The field trip to Barclays Capital provided, not only a look into the world of finance, but also a glimpse of Feng’s success in the classroom. The visit grew out of her determination to connect her students with top community leaders.
Feng, a government major at Colby, recalled the advice of Professor G. Calvin Mackenzie, Colby’s Goldfarb Family Distinguished Professor of American Government, who urged her to be proud of what she knew and not be bashful about asking for what she wanted. “He told me I had to toot my own horn,”
Feng recalled. “At Colby, I learned that as long as you ask, and ask nicely, and show you are deserving, you can get whatever you need.”
What she needed recently was a top financial leader to inspire her aspiring students.
At first TFA had arranged for Goldman Sachs CEO Lloyd Blankfein to speak in her class. That planned appearance sparked classroom focus on mergers and acquisitions, proprietary trading, and the mystery of hedge funds. But it turned out that Blankfein was busy over at Goldman, so he had to bow out.
Feng was too far into the material—and too excited about involving inner-city youths in the study of finance—to just move on. So she logged on to the Colby alumni directory and found Stephen Frechette ’08, an analyst in Barclays Capital’s investment banking division. She also noted Diamond, chair of the Colby Board of Trustees, who pulled off what Esquire magazine called “The Deal of the Century” when Barclays strategically acquired Lehman’s North American businesses as Lehman reeled in fall 2008.
Feng sent Diamond an e-mail, saying she believed her students deserved attention from successful people like him. She told Diamond her students were as talented and motivated as anyone else. They just needed the tools and opportunities to succeed.
His response? “Should have asked a good Colby man first,” Diamond replied in an e-mail.
After talking to her students at their school for an hour on May 19, Diamond invited them to his office, on the second floor of the former Lehman Brothers tower at 50th Street and Seventh Avenue, a property that Barclays Capital acquired with the $1.75 billion acquisition. Diamond told the students that Lehman, before the fall, had been valued at $30 billion.
The students were eager to listen to and engage Diamond when they entered his office, just off the trading floor of Barclays Capital’s fixed-income group. They checked out pictures of Diamond with presidents Bush and Clinton, another photo of the Barclays chief golfing with Phil Mickelson. Student Anthony Harris cut to the chase, asking about the company’s internship program, which Diamond noted hired 560 college juniors this June—from an estimated 11,000 applicants.
The graduating seniors in Feng’s class would be eligible in just three years. “I hope to get applications from some of you during your junior year,” Diamond said.

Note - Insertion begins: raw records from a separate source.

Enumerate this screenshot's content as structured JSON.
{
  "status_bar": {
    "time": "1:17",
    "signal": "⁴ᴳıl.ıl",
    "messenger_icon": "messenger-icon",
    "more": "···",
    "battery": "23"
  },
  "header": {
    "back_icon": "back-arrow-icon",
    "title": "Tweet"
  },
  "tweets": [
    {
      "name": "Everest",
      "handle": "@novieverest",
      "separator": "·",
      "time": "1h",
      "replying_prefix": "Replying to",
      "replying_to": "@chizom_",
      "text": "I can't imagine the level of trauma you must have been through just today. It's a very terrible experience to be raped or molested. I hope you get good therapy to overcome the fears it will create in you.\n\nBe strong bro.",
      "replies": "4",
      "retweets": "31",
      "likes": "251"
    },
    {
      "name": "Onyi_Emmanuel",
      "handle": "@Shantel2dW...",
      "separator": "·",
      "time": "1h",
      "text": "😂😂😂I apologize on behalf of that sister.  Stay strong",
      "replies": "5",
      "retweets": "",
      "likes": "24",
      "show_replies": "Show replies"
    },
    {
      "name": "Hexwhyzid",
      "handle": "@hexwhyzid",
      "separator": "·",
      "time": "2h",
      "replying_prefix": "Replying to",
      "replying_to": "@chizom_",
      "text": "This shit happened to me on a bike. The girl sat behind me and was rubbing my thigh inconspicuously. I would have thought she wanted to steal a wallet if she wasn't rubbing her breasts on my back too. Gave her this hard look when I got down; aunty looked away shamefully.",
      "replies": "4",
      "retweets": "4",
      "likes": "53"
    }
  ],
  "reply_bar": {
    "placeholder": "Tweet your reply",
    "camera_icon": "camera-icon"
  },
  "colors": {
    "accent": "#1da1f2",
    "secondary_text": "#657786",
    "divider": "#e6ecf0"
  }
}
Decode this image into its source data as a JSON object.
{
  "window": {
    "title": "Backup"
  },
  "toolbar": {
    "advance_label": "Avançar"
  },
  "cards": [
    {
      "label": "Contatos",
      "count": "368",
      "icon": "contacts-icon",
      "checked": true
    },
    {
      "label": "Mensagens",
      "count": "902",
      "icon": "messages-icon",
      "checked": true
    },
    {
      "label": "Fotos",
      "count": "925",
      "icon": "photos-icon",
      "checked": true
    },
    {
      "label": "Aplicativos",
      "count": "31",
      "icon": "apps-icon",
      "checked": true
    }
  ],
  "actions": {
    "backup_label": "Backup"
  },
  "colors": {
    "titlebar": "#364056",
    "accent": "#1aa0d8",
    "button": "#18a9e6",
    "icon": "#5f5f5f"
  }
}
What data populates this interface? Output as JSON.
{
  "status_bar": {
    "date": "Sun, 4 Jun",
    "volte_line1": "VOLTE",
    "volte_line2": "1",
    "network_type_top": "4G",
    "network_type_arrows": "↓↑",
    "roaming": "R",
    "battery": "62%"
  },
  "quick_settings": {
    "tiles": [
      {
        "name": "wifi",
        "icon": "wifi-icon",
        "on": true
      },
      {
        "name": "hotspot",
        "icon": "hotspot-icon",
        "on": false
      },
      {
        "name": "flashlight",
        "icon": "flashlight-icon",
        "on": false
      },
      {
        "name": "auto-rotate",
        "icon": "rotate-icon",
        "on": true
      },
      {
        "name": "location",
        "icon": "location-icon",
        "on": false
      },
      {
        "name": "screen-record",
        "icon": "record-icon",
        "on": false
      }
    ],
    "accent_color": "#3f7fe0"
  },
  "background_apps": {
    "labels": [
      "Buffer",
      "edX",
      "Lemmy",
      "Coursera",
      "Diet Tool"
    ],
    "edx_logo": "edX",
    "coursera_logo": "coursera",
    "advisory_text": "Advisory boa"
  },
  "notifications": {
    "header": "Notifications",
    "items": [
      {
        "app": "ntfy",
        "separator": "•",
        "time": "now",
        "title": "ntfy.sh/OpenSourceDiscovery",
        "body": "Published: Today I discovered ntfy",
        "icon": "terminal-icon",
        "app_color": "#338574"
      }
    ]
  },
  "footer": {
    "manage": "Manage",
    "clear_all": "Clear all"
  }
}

Then the group was off to an upstairs conference room for a simulated game of commodities trading before heading for a tour of the trading floor, where traders talking on headsets sat at desks arrayed with computer screens. The high school group had lunch and carted home some sweet Barclays swag: MP3 speakers, sky-blue Barclays baseball caps, and drawstring Barclays totes.
Leaving the Barclays towers, Paulino said she was intrigued by the huge amount of data at the traders’ behest, as indexes marched up and down and alerts popped up. She’d already taken Diamond’s encouragement to heart–she’s determined to apply for the internship in three years, she said.
“If you want to work in the finance world, you need to get that kind of experience,” said Paulino. “Ms. Feng has provided me with this opportunity. Now I have to make it happen.”